◆ What you are asked to do
When you reach the listing, restate it word for word, leaving nothing out.
** Opening Dataset records block **
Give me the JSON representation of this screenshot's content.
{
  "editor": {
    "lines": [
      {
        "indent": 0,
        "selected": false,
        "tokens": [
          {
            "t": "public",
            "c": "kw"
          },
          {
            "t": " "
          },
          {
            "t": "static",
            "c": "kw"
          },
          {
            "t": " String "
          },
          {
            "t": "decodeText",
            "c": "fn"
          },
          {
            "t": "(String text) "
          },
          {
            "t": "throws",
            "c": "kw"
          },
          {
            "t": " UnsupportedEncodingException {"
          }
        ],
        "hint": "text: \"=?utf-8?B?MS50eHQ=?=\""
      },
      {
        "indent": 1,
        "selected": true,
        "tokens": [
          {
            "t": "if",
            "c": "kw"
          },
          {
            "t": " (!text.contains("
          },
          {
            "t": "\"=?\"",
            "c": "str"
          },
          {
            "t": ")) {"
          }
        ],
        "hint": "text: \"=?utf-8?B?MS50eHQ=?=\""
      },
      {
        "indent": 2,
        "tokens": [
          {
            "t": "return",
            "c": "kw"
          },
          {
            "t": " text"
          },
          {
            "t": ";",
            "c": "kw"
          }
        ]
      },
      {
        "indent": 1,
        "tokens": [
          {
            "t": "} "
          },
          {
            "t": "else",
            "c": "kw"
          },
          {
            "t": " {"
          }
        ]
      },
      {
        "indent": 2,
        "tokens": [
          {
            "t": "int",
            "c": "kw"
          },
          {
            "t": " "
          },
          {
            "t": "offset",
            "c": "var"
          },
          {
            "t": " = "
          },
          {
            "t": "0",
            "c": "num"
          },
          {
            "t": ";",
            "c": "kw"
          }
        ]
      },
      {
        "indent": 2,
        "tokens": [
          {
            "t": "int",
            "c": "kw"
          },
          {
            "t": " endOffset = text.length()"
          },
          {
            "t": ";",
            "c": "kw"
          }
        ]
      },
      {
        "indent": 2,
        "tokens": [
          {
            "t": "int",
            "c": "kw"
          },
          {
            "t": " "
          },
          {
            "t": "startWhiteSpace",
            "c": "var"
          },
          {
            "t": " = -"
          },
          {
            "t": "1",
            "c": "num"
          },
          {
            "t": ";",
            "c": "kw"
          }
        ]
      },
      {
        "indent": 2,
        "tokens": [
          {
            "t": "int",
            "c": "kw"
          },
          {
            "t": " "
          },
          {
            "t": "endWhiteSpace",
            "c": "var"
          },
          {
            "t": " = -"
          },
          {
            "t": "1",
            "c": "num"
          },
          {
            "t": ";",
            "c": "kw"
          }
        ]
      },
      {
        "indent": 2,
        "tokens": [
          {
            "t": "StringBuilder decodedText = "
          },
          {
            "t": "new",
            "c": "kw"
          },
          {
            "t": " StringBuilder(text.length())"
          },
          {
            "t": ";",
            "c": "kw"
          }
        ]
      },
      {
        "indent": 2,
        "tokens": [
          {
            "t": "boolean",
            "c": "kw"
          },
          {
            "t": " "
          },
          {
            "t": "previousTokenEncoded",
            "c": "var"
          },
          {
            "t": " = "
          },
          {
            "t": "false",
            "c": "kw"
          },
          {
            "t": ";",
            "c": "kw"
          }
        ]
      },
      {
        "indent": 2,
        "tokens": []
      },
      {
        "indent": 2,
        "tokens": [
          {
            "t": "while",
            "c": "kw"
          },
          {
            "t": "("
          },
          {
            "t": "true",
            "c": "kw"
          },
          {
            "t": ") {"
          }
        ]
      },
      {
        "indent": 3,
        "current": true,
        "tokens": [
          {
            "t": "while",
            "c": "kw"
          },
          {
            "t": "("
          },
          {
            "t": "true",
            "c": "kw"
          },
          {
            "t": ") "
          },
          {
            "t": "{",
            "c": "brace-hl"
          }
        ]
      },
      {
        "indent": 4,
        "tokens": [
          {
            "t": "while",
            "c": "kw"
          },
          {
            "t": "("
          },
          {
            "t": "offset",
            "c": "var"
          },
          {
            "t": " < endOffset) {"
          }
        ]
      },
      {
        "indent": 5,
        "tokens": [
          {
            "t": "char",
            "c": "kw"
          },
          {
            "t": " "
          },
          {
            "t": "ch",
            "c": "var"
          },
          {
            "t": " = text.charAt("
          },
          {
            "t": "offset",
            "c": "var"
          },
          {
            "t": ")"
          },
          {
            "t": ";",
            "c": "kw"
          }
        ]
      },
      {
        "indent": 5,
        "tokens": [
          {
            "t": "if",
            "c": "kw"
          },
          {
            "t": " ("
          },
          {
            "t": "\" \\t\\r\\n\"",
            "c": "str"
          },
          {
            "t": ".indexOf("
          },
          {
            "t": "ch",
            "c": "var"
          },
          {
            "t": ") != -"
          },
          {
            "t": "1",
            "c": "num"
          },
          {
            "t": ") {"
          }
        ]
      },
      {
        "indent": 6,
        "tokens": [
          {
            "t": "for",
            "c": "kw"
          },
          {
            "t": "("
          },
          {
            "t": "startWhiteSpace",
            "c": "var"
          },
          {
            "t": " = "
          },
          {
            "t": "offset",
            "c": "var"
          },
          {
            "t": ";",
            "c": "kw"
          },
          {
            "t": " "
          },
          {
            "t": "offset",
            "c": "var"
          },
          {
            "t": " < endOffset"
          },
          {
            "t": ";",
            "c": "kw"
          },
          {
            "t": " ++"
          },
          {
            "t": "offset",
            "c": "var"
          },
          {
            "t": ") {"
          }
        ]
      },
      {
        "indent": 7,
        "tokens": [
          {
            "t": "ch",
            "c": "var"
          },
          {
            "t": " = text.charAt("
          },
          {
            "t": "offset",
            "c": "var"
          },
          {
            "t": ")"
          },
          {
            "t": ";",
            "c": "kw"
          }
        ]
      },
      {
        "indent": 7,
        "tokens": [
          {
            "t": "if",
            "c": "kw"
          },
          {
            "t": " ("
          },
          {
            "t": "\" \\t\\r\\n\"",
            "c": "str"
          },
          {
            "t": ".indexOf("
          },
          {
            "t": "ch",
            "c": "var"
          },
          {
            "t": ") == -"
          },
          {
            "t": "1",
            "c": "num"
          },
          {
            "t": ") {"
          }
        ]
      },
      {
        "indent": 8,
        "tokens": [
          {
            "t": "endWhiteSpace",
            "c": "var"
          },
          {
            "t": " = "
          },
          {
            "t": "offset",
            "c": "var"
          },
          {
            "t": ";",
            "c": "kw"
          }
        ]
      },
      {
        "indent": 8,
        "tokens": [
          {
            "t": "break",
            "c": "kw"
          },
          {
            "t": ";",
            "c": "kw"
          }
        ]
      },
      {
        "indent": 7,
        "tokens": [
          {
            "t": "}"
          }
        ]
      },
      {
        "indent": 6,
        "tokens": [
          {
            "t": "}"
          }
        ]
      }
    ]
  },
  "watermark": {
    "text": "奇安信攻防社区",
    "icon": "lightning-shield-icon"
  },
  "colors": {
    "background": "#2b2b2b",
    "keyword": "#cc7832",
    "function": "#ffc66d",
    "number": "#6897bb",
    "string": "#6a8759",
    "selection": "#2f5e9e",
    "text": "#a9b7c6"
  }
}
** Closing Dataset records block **
◆ Response below
Give me the JSON representation of this screenshot's content.
{
  "editor": {
    "lines": [
      {
        "indent": 0,
        "selected": false,
        "tokens": [
          {
            "t": "public",
            "c": "kw"
          },
          {
            "t": " "
          },
          {
            "t": "static",
            "c": "kw"
          },
          {
            "t": " String "
          },
          {
            "t": "decodeText",
            "c": "fn"
          },
          {
            "t": "(String text) "
          },
          {
            "t": "throws",
            "c": "kw"
          },
          {
            "t": " UnsupportedEncodingException {"
          }
        ],
        "hint": "text: \"=?utf-8?B?MS50eHQ=?=\""
      },
      {
        "indent": 1,
        "selected": true,
        "tokens": [
          {
            "t": "if",
            "c": "kw"
          },
          {
            "t": " (!text.contains("
          },
          {
            "t": "\"=?\"",
            "c": "str"
          },
          {
            "t": ")) {"
          }
        ],
        "hint": "text: \"=?utf-8?B?MS50eHQ=?=\""
      },
      {
        "indent": 2,
        "tokens": [
          {
            "t": "return",
            "c": "kw"
          },
          {
            "t": " text"
          },
          {
            "t": ";",
            "c": "kw"
          }
        ]
      },
      {
        "indent": 1,
        "tokens": [
          {
            "t": "} "
          },
          {
            "t": "else",
            "c": "kw"
          },
          {
            "t": " {"
          }
        ]
      },
      {
        "indent": 2,
        "tokens": [
          {
            "t": "int",
            "c": "kw"
          },
          {
            "t": " "
          },
          {
            "t": "offset",
            "c": "var"
          },
          {
            "t": " = "
          },
          {
            "t": "0",
            "c": "num"
          },
          {
            "t": ";",
            "c": "kw"
          }
        ]
      },
      {
        "indent": 2,
        "tokens": [
          {
            "t": "int",
            "c": "kw"
          },
          {
            "t": " endOffset = text.length()"
          },
          {
            "t": ";",
            "c": "kw"
          }
        ]
      },
      {
        "indent": 2,
        "tokens": [
          {
            "t": "int",
            "c": "kw"
          },
          {
            "t": " "
          },
          {
            "t": "startWhiteSpace",
            "c": "var"
          },
          {
            "t": " = -"
          },
          {
            "t": "1",
            "c": "num"
          },
          {
            "t": ";",
            "c": "kw"
          }
        ]
      },
      {
        "indent": 2,
        "tokens": [
          {
            "t": "int",
            "c": "kw"
          },
          {
            "t": " "
          },
          {
            "t": "endWhiteSpace",
            "c": "var"
          },
          {
            "t": " = -"
          },
          {
            "t": "1",
            "c": "num"
          },
          {
            "t": ";",
            "c": "kw"
          }
        ]
      },
      {
        "indent": 2,
        "tokens": [
          {
            "t": "StringBuilder decodedText = "
          },
          {
            "t": "new",
            "c": "kw"
          },
          {
            "t": " StringBuilder(text.length())"
          },
          {
            "t": ";",
            "c": "kw"
          }
        ]
      },
      {
        "indent": 2,
        "tokens": [
          {
            "t": "boolean",
            "c": "kw"
          },
          {
            "t": " "
          },
          {
            "t": "previousTokenEncoded",
            "c": "var"
          },
          {
            "t": " = "
          },
          {
            "t": "false",
            "c": "kw"
          },
          {
            "t": ";",
            "c": "kw"
          }
        ]
      },
      {
        "indent": 2,
        "tokens": []
      },
      {
        "indent": 2,
        "tokens": [
          {
            "t": "while",
            "c": "kw"
          },
          {
            "t": "("
          },
          {
            "t": "true",
            "c": "kw"
          },
          {
            "t": ") {"
          }
        ]
      },
      {
        "indent": 3,
        "current": true,
        "tokens": [
          {
            "t": "while",
            "c": "kw"
          },
          {
            "t": "("
          },
          {
            "t": "true",
            "c": "kw"
          },
          {
            "t": ") "
          },
          {
            "t": "{",
            "c": "brace-hl"
          }
        ]
      },
      {
        "indent": 4,
        "tokens": [
          {
            "t": "while",
            "c": "kw"
          },
          {
            "t": "("
          },
          {
            "t": "offset",
            "c": "var"
          },
          {
            "t": " < endOffset) {"
          }
        ]
      },
      {
        "indent": 5,
        "tokens": [
          {
            "t": "char",
            "c": "kw"
          },
          {
            "t": " "
          },
          {
            "t": "ch",
            "c": "var"
          },
          {
            "t": " = text.charAt("
          },
          {
            "t": "offset",
            "c": "var"
          },
          {
            "t": ")"
          },
          {
            "t": ";",
            "c": "kw"
          }
        ]
      },
      {
        "indent": 5,
        "tokens": [
          {
            "t": "if",
            "c": "kw"
          },
          {
            "t": " ("
          },
          {
            "t": "\" \\t\\r\\n\"",
            "c": "str"
          },
          {
            "t": ".indexOf("
          },
          {
            "t": "ch",
            "c": "var"
          },
          {
            "t": ") != -"
          },
          {
            "t": "1",
            "c": "num"
          },
          {
            "t": ") {"
          }
        ]
      },
      {
        "indent": 6,
        "tokens": [
          {
            "t": "for",
            "c": "kw"
          },
          {
            "t": "("
          },
          {
            "t": "startWhiteSpace",
            "c": "var"
          },
          {
            "t": " = "
          },
          {
            "t": "offset",
            "c": "var"
          },
          {
            "t": ";",
            "c": "kw"
          },
          {
            "t": " "
          },
          {
            "t": "offset",
            "c": "var"
          },
          {
            "t": " < endOffset"
          },
          {
            "t": ";",
            "c": "kw"
          },
          {
            "t": " ++"
          },
          {
            "t": "offset",
            "c": "var"
          },
          {
            "t": ") {"
          }
        ]
      },
      {
        "indent": 7,
        "tokens": [
          {
            "t": "ch",
            "c": "var"
          },
          {
            "t": " = text.charAt("
          },
          {
            "t": "offset",
            "c": "var"
          },
          {
            "t": ")"
          },
          {
            "t": ";",
            "c": "kw"
          }
        ]
      },
      {
        "indent": 7,
        "tokens": [
          {
            "t": "if",
            "c": "kw"
          },
          {
            "t": " ("
          },
          {
            "t": "\" \\t\\r\\n\"",
            "c": "str"
          },
          {
            "t": ".indexOf("
          },
          {
            "t": "ch",
            "c": "var"
          },
          {
            "t": ") == -"
          },
          {
            "t": "1",
            "c": "num"
          },
          {
            "t": ") {"
          }
        ]
      },
      {
        "indent": 8,
        "tokens": [
          {
            "t": "endWhiteSpace",
            "c": "var"
          },
          {
            "t": " = "
          },
          {
            "t": "offset",
            "c": "var"
          },
          {
            "t": ";",
            "c": "kw"
          }
        ]
      },
      {
        "indent": 8,
        "tokens": [
          {
            "t": "break",
            "c": "kw"
          },
          {
            "t": ";",
            "c": "kw"
          }
        ]
      },
      {
        "indent": 7,
        "tokens": [
          {
            "t": "}"
          }
        ]
      },
      {
        "indent": 6,
        "tokens": [
          {
            "t": "}"
          }
        ]
      }
    ]
  },
  "watermark": {
    "text": "奇安信攻防社区",
    "icon": "lightning-shield-icon"
  },
  "colors": {
    "background": "#2b2b2b",
    "keyword": "#cc7832",
    "function": "#ffc66d",
    "number": "#6897bb",
    "string": "#6a8759",
    "selection": "#2f5e9e",
    "text": "#a9b7c6"
  }
}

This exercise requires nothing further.